Bank regulators have given the institutions they oversee more clarity, and potentially less onerous standards, regarding the liquid assets they must preserve in anticipation of a crisis. On Wednesday, the Federal Reserve Board, the Federal Deposit Insurance Corporation, and the Office of the Comptroller of the Currency finalized a rule that, for the first time, creates a standardized minimum liquidity requirement for large and internationally active banks.

Each institution will be required to hold high quality, liquid assets (HQLA) such as central bank reserves and government and corporate debt that can be converted easily and quickly into cash in an amount equal to or greater than its projected cash outflows minus its projected cash inflows during a 30-day stress period. The ratio of the firm's liquid assets to its projected net cash outflow is its "liquidity coverage ratio," or LCR.

The new LCR will apply to all banking organizations with $250 billion or more in total consolidated assets or $10 billion or more in on-balance sheet foreign exposure and to these banking organizations' subsidiary depository institutions that have assets of $10 billion or more. The rule also will apply a less stringent, modified LCR to bank holding companies and savings and loan holding companies that do not meet these thresholds, but have $50 billion or more in total assets. Bank holding companies and savings and loan holding companies with substantial insurance or commercial operations are not covered by the final rule.

For the largest banks, the new standards will require the nation’s 30 largest banks to hold about $100 billion in highly-liquid assets, nearly half of what was originally anticipated to enable them to maintain normal cash outflows for at least 30 days during a financial crisis of credit collapse.

U.S. firms will be required to be fully compliant with the rule by Jan. 1, 2017.

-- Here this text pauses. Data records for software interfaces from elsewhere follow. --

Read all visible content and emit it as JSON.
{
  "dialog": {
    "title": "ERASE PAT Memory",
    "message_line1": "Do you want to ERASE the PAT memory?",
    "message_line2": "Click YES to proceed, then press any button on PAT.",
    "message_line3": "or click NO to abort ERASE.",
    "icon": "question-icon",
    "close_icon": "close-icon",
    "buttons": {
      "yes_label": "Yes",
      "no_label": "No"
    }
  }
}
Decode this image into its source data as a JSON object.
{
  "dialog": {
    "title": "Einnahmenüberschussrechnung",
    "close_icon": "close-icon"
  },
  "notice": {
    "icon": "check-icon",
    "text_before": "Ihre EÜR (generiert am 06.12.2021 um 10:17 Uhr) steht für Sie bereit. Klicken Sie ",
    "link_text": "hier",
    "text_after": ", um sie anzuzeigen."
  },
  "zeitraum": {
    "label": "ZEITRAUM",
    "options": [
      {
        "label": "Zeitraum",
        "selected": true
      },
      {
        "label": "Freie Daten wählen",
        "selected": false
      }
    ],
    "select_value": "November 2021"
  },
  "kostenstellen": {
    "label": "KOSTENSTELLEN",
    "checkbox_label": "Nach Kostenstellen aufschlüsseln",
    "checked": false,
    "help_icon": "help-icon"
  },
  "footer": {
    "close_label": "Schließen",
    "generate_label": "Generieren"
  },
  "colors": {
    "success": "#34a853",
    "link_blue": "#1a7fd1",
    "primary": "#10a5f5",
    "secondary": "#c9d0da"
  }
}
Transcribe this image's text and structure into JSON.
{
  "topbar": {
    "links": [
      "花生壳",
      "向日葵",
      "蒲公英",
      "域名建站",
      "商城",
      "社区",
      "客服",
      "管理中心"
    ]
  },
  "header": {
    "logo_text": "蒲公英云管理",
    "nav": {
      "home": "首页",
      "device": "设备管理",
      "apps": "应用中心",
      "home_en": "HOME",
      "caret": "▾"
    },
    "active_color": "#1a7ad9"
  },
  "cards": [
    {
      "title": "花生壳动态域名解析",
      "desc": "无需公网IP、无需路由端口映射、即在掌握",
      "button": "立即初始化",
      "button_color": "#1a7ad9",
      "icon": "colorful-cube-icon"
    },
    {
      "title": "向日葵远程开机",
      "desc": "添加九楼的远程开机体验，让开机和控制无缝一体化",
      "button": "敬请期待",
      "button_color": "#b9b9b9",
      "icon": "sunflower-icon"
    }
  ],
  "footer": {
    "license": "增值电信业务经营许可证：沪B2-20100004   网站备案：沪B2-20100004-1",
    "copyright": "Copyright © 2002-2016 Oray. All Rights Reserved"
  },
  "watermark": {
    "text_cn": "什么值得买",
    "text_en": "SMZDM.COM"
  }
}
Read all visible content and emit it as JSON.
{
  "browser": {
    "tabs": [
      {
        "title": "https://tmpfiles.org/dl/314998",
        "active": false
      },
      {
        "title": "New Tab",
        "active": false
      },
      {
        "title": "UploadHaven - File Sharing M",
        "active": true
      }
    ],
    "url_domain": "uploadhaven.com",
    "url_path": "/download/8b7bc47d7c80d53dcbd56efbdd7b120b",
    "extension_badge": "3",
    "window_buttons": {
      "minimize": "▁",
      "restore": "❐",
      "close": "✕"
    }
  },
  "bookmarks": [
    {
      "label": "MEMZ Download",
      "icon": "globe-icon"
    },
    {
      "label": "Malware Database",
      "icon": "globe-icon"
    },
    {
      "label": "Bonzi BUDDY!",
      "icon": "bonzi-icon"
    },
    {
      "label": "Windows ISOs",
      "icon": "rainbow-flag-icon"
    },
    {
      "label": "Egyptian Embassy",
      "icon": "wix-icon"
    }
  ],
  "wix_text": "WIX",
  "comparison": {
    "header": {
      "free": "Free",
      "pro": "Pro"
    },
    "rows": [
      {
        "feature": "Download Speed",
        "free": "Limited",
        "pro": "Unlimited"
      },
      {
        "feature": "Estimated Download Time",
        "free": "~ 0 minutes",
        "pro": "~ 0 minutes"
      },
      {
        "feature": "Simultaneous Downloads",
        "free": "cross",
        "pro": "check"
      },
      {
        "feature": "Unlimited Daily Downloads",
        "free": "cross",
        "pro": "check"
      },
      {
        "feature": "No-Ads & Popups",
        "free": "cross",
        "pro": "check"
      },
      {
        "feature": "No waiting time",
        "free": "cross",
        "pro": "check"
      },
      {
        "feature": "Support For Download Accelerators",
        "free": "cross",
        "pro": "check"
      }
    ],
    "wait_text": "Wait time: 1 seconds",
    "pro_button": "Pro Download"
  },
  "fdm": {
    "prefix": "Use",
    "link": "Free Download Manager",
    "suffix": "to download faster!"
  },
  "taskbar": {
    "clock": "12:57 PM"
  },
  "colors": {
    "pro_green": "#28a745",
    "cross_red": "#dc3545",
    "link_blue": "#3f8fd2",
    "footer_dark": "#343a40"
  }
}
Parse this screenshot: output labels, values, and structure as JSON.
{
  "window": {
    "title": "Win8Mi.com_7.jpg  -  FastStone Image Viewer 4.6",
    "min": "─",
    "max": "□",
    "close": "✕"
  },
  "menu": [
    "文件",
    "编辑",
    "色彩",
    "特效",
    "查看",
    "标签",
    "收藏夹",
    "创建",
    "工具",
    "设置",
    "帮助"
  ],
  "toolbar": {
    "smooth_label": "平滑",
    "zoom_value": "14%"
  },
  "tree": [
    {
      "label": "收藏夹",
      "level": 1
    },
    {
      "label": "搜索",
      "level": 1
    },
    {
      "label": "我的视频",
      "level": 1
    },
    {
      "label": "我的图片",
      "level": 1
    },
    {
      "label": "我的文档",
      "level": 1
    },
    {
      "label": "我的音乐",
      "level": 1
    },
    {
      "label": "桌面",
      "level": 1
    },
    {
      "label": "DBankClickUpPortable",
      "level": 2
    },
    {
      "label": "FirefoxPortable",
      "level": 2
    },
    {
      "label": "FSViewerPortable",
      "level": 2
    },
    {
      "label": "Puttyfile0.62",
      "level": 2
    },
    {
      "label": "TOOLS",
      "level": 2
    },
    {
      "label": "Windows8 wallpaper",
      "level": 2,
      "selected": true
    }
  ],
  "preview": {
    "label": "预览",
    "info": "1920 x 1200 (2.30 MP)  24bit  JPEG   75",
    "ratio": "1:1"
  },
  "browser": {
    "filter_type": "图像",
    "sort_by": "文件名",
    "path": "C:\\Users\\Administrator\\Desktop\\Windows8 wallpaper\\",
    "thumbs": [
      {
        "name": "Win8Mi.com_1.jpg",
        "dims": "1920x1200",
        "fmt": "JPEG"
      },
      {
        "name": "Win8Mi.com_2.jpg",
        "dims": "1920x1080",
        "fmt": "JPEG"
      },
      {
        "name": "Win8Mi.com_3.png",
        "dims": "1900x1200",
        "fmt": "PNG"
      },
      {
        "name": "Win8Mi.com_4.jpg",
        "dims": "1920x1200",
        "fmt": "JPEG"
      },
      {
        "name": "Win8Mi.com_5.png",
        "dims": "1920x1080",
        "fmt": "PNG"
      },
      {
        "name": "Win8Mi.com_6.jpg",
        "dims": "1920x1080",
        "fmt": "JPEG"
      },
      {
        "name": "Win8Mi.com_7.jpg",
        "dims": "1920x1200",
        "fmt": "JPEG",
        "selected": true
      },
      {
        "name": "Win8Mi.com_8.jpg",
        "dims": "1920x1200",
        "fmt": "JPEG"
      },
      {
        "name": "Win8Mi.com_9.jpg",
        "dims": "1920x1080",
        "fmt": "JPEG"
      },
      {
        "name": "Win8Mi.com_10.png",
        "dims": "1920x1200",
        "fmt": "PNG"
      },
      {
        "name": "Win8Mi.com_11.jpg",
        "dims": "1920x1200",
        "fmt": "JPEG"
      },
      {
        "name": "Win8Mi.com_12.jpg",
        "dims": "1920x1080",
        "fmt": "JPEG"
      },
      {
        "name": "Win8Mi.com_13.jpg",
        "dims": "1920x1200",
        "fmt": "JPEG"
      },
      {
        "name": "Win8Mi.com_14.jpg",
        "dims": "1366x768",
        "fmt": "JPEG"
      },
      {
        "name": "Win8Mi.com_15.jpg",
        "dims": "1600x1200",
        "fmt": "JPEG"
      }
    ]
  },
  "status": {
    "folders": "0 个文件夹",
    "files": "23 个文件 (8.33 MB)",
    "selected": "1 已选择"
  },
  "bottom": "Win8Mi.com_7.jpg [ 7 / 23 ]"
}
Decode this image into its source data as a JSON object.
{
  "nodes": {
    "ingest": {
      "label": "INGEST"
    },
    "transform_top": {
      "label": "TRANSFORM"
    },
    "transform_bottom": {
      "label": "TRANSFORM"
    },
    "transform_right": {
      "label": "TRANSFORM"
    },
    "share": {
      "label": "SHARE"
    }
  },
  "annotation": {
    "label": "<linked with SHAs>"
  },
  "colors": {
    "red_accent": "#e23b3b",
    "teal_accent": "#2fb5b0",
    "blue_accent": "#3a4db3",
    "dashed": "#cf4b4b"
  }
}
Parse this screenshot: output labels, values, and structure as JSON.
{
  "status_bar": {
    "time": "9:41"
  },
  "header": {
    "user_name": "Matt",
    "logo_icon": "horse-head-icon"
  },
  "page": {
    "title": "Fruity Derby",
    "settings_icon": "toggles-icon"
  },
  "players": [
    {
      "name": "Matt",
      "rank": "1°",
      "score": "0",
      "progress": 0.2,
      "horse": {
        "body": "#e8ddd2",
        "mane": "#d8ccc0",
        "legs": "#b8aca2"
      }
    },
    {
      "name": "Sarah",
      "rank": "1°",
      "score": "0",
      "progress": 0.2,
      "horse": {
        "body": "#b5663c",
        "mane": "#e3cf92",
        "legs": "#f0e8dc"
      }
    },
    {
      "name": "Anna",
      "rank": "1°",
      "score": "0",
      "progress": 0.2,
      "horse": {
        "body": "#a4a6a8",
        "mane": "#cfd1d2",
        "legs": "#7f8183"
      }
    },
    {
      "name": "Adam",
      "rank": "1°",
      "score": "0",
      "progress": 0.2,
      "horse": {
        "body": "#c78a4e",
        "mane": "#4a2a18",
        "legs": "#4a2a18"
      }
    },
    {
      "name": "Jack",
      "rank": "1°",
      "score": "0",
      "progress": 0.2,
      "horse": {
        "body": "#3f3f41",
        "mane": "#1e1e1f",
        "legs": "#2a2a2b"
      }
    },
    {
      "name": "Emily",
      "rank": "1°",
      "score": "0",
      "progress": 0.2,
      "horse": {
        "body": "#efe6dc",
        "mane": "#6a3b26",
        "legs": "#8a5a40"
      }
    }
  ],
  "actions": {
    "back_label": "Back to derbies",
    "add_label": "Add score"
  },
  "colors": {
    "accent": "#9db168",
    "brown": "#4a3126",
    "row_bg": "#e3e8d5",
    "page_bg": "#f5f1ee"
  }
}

The final rule offers some significant changes to an earlier proposal, including changes to the range of corporate debt and equity securities included in HQLA, a phasing-in of daily calculation requirements, a revised approach to address maturity mismatch during a 30-day period, and changes in the stress period, calculation frequency, and implementation timeline for the bank holding companies and savings and loan companies subject to the modified LCR. In a move that as angered numerous state treasurers, municipal bonds were not included among the assets that can be used to build the required liquidity bufffer.